Saturday's second half was a microcosm of the entire season. Coach Robert Warzycha's team was large and in charge over the first 45, probably unlucky not to have a bigger lead than 1-0. But the team faded noticeably in the second half -- not unlike the way it looked (slow, haggard) over the last few weeks of the season.
But it's not like the team is that old. It may seem so because two prominent players are so far north of 30: Guillermo Barros Schelotto is 37, and Frankie Hejduk is 36. And neither was particularly impressive over two legs against Colorado's bunch of busy bees.
Otherwise, the bulk of Columbus' roster is fairly young. Look at the foursome that got the job done and then some Saturday: Eddie Gaven is 24, Emmanuel Ekpo is 22, Robbie Rogers is 23 and Chad Marshall is 26. (All four turned in strong performances in Saturday's return leg.) When someone who is 26 represents the old man of your engine block, you're doing something right.
So what gives?
One explanation for two first-round exits as favorites is a lack of a reliable striker to combine with and get the best from Schelotto. And haven't we played this broken record around Crew Stadium before?
Steven Lenhart, more a banger and brawler than a technician near goal, scored six times this year. That's just not enough for your first-choice striker. That actually represented an improvement over last year's top-choice striker, Alejandro Moreno, who hit just four times in 2009. Management simply must do better at identifying and securing someone with a better nose for goal.
As for Schelotto, he wants one more season in Ohio, but hardly helped his case with two ineffective playoff nights. Would he have looked better with an A-list striker playing in front of him? We may never know.
Either way, Warzycha seems likely to return -- even if the breathless, reactionary public sentiment is leaning elsewhere. The owner, Hunt Sports Group, is always fairly conservative on these matters. Remember, a lot of the same folks once wanted Schmid fired in Columbus a few years back -- until he brought a championship to Ohio, that is.

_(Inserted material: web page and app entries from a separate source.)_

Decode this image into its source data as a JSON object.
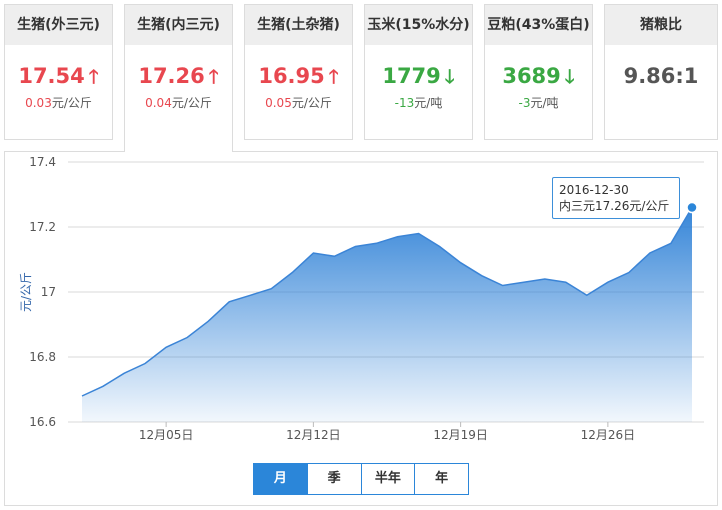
{
  "cards": [
    {
      "title": "生猪(外三元)",
      "price": "17.54",
      "trend": "up",
      "change": "0.03",
      "unit": "元/公斤"
    },
    {
      "title": "生猪(内三元)",
      "price": "17.26",
      "trend": "up",
      "change": "0.04",
      "unit": "元/公斤"
    },
    {
      "title": "生猪(土杂猪)",
      "price": "16.95",
      "trend": "up",
      "change": "0.05",
      "unit": "元/公斤"
    },
    {
      "title": "玉米(15%水分)",
      "price": "1779",
      "trend": "down",
      "change": "-13",
      "unit": "元/吨"
    },
    {
      "title": "豆粕(43%蛋白)",
      "price": "3689",
      "trend": "down",
      "change": "-3",
      "unit": "元/吨"
    },
    {
      "title": "猪粮比",
      "price": "9.86:1",
      "trend": "none",
      "change": "",
      "unit": ""
    }
  ],
  "arrows": {
    "up": "🡑",
    "down": "🡓"
  },
  "colors": {
    "up": "#e8474f",
    "down": "#3aa843",
    "accent": "#2b86d9"
  },
  "tabs": {
    "month": "月",
    "quarter": "季",
    "half_year": "半年",
    "year": "年"
  },
  "tooltip": {
    "date": "2016-12-30",
    "text": "内三元17.26元/公斤"
  },
  "chart_data": {
    "type": "area",
    "title": "",
    "xlabel": "",
    "ylabel": "元/公斤",
    "ylim": [
      16.6,
      17.4
    ],
    "yticks": [
      "17.4",
      "17.2",
      "17",
      "16.8",
      "16.6"
    ],
    "xticks": [
      "12月05日",
      "12月12日",
      "12月19日",
      "12月26日"
    ],
    "grid": true,
    "x": [
      "2016-12-01",
      "2016-12-02",
      "2016-12-03",
      "2016-12-04",
      "2016-12-05",
      "2016-12-06",
      "2016-12-07",
      "2016-12-08",
      "2016-12-09",
      "2016-12-10",
      "2016-12-11",
      "2016-12-12",
      "2016-12-13",
      "2016-12-14",
      "2016-12-15",
      "2016-12-16",
      "2016-12-17",
      "2016-12-18",
      "2016-12-19",
      "2016-12-20",
      "2016-12-21",
      "2016-12-22",
      "2016-12-23",
      "2016-12-24",
      "2016-12-25",
      "2016-12-26",
      "2016-12-27",
      "2016-12-28",
      "2016-12-29",
      "2016-12-30"
    ],
    "series": [
      {
        "name": "内三元",
        "values": [
          16.68,
          16.71,
          16.75,
          16.78,
          16.83,
          16.86,
          16.91,
          16.97,
          16.99,
          17.01,
          17.06,
          17.12,
          17.11,
          17.14,
          17.15,
          17.17,
          17.18,
          17.14,
          17.09,
          17.05,
          17.02,
          17.03,
          17.04,
          17.03,
          16.99,
          17.03,
          17.06,
          17.12,
          17.15,
          17.26
        ]
      }
    ]
  }
}
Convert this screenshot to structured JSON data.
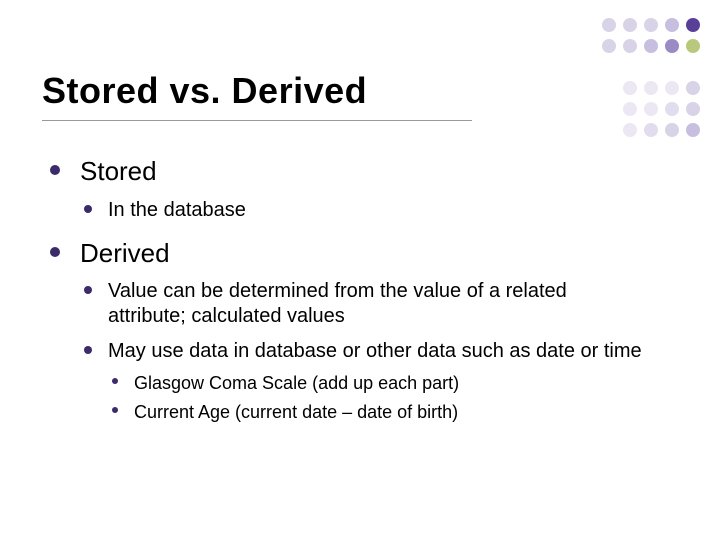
{
  "title": "Stored vs. Derived",
  "bullets": [
    {
      "text": "Stored",
      "children": [
        {
          "text": "In the database"
        }
      ]
    },
    {
      "text": "Derived",
      "children": [
        {
          "text": "Value can be determined from the value of a related attribute; calculated values"
        },
        {
          "text": "May use data in database or other data such as date or time",
          "children": [
            {
              "text": "Glasgow Coma Scale (add up each part)"
            },
            {
              "text": "Current Age (current date – date of birth)"
            }
          ]
        }
      ]
    }
  ]
}
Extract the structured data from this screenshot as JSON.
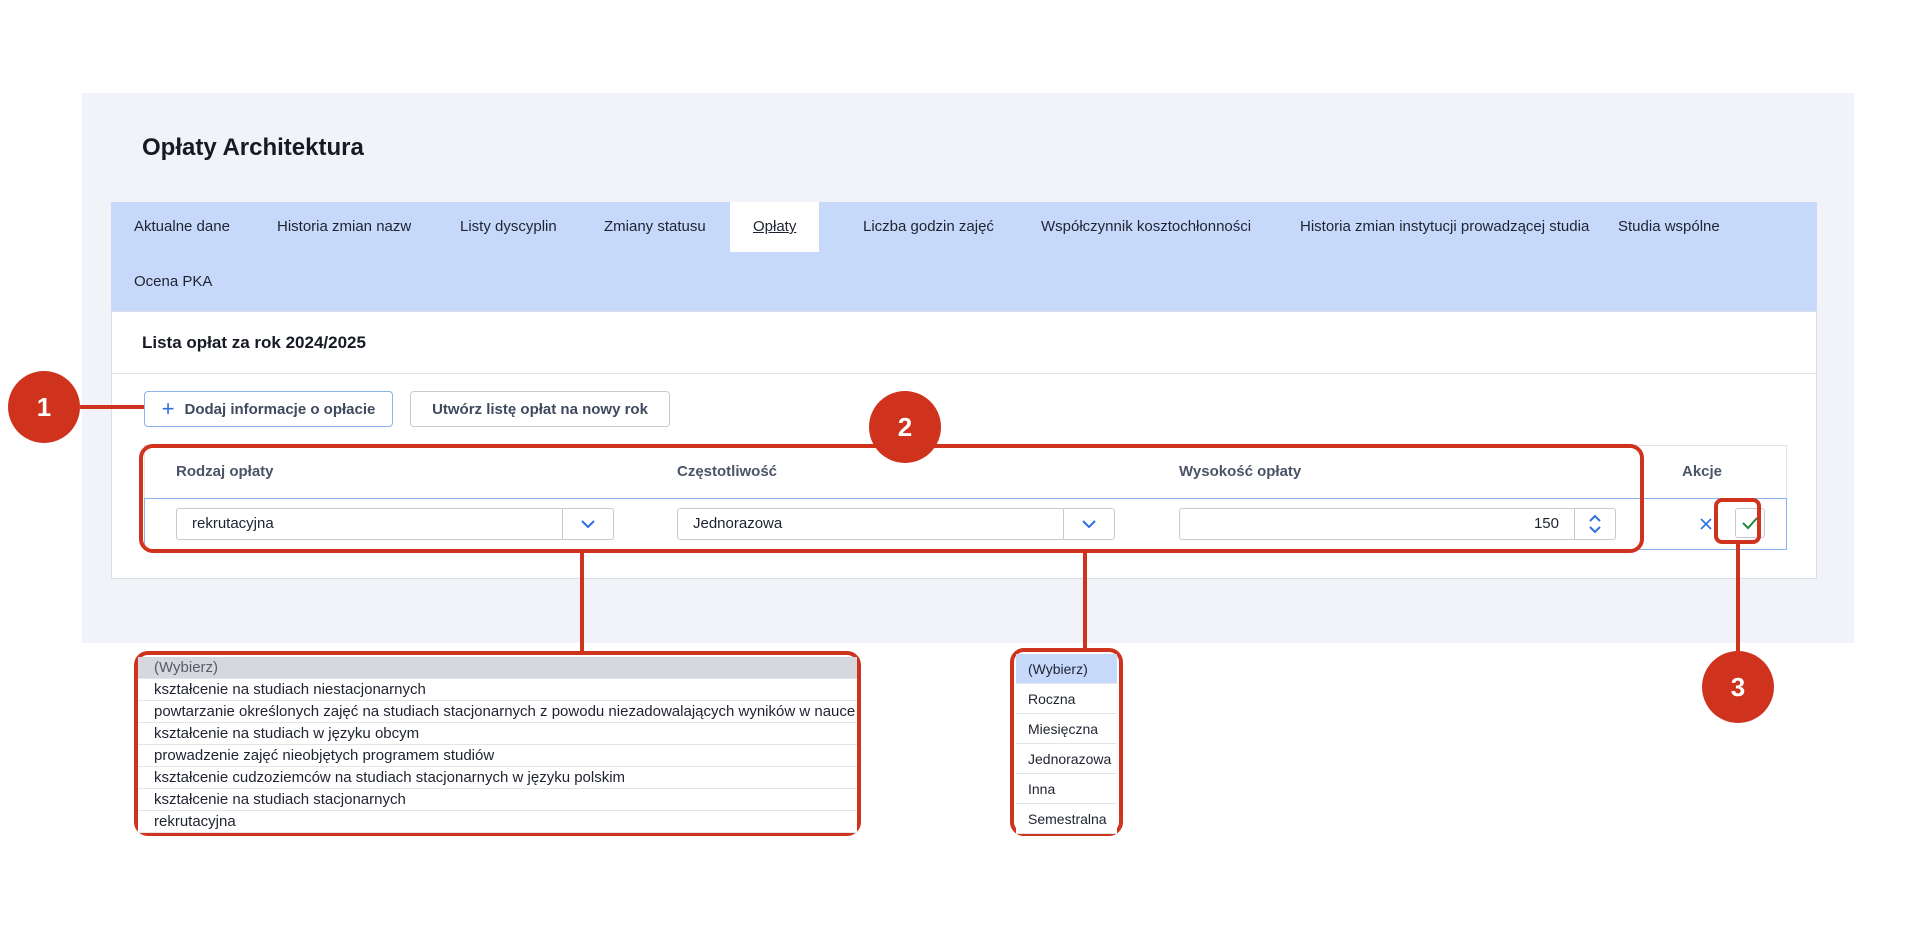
{
  "page": {
    "title": "Opłaty Architektura"
  },
  "tabs": [
    {
      "label": "Aktualne dane"
    },
    {
      "label": "Historia zmian nazw"
    },
    {
      "label": "Listy dyscyplin"
    },
    {
      "label": "Zmiany statusu"
    },
    {
      "label": "Opłaty",
      "active": true
    },
    {
      "label": "Liczba godzin zajęć"
    },
    {
      "label": "Współczynnik kosztochłonności"
    },
    {
      "label": "Historia zmian instytucji prowadzącej studia"
    },
    {
      "label": "Studia wspólne"
    },
    {
      "label": "Ocena PKA"
    }
  ],
  "card": {
    "title": "Lista opłat za rok 2024/2025",
    "add_button": "Dodaj informacje o opłacie",
    "new_list_button": "Utwórz listę opłat na nowy rok"
  },
  "table": {
    "headers": [
      "Rodzaj opłaty",
      "Częstotliwość",
      "Wysokość opłaty",
      "Akcje"
    ],
    "row": {
      "rodzaj": "rekrutacyjna",
      "czestotliwosc": "Jednorazowa",
      "wysokosc": "150"
    }
  },
  "dropdown_rodzaj": [
    "(Wybierz)",
    "kształcenie na studiach niestacjonarnych",
    "powtarzanie określonych zajęć na studiach stacjonarnych z powodu niezadowalających wyników w nauce",
    "kształcenie na studiach w języku obcym",
    "prowadzenie zajęć nieobjętych programem studiów",
    "kształcenie cudzoziemców na studiach stacjonarnych w języku polskim",
    "kształcenie na studiach stacjonarnych",
    "rekrutacyjna"
  ],
  "dropdown_czestotliwosc": [
    "(Wybierz)",
    "Roczna",
    "Miesięczna",
    "Jednorazowa",
    "Inna",
    "Semestralna"
  ],
  "callouts": [
    "1",
    "2",
    "3"
  ],
  "icons": {
    "plus": "plus-icon",
    "chevron": "chevron-down-icon",
    "spinner": "spinner-icon",
    "cancel": "close-icon",
    "confirm": "check-icon"
  },
  "colors": {
    "accent": "#2f6fe0",
    "tab_bar": "#c7d9fb",
    "callout": "#cf331d",
    "confirm": "#1e8a3c"
  }
}
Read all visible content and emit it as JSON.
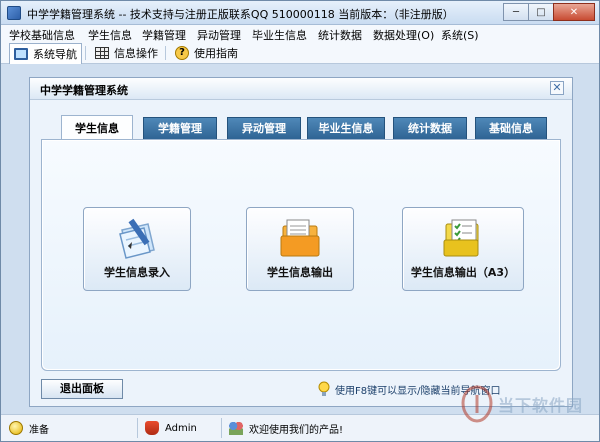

Angel, 35, feels unwanted, and team officials haven't exactly argued the point. It looks like a foregone conclusion that the talented, veteran Colombian won't return to New York for a fifth season.
But was Angel really that bad? Or was he merely inadequate for the DP price? After all, he did score the goal that appeared to put the Red Bulls back in the thick of things last Thursday. If only Henry could say the same -- the fab Frenchman blew it, launching his late, unchallenged header from point-blank range safely over the crossbar.
Angel still seems to have something to offer. He ranked sixth this season with 13 goals. And his target play would be perfect for some clubs -- including a couple still in the playoffs.
Dallas' 4-1-4-1 formation is ideal for a hold-up sort. One dirty little secret is that the Red Stripes are getting it done despite two strikers, Milton Rodriguez and Cunningham, who are completely ill suited for the role that such a system truly requires.
Elsewhere, San Jose's direct approach needs a target man, and Angel would definitely be an upgrade over Ryan Johnson. Johnson is strong and brave, but in terms of instinct, awareness and overall sophistication, there's no comparison with Angel.
Finally, Columbus could possibly use him. It might be tricky to pair him with Schelotto, as that would severely hamper the amount of pressure the two front-runners could provide. Then again, that could possibly be solved with the right midfield blend. There are plenty of worker bees available out there, some quite reasonably priced.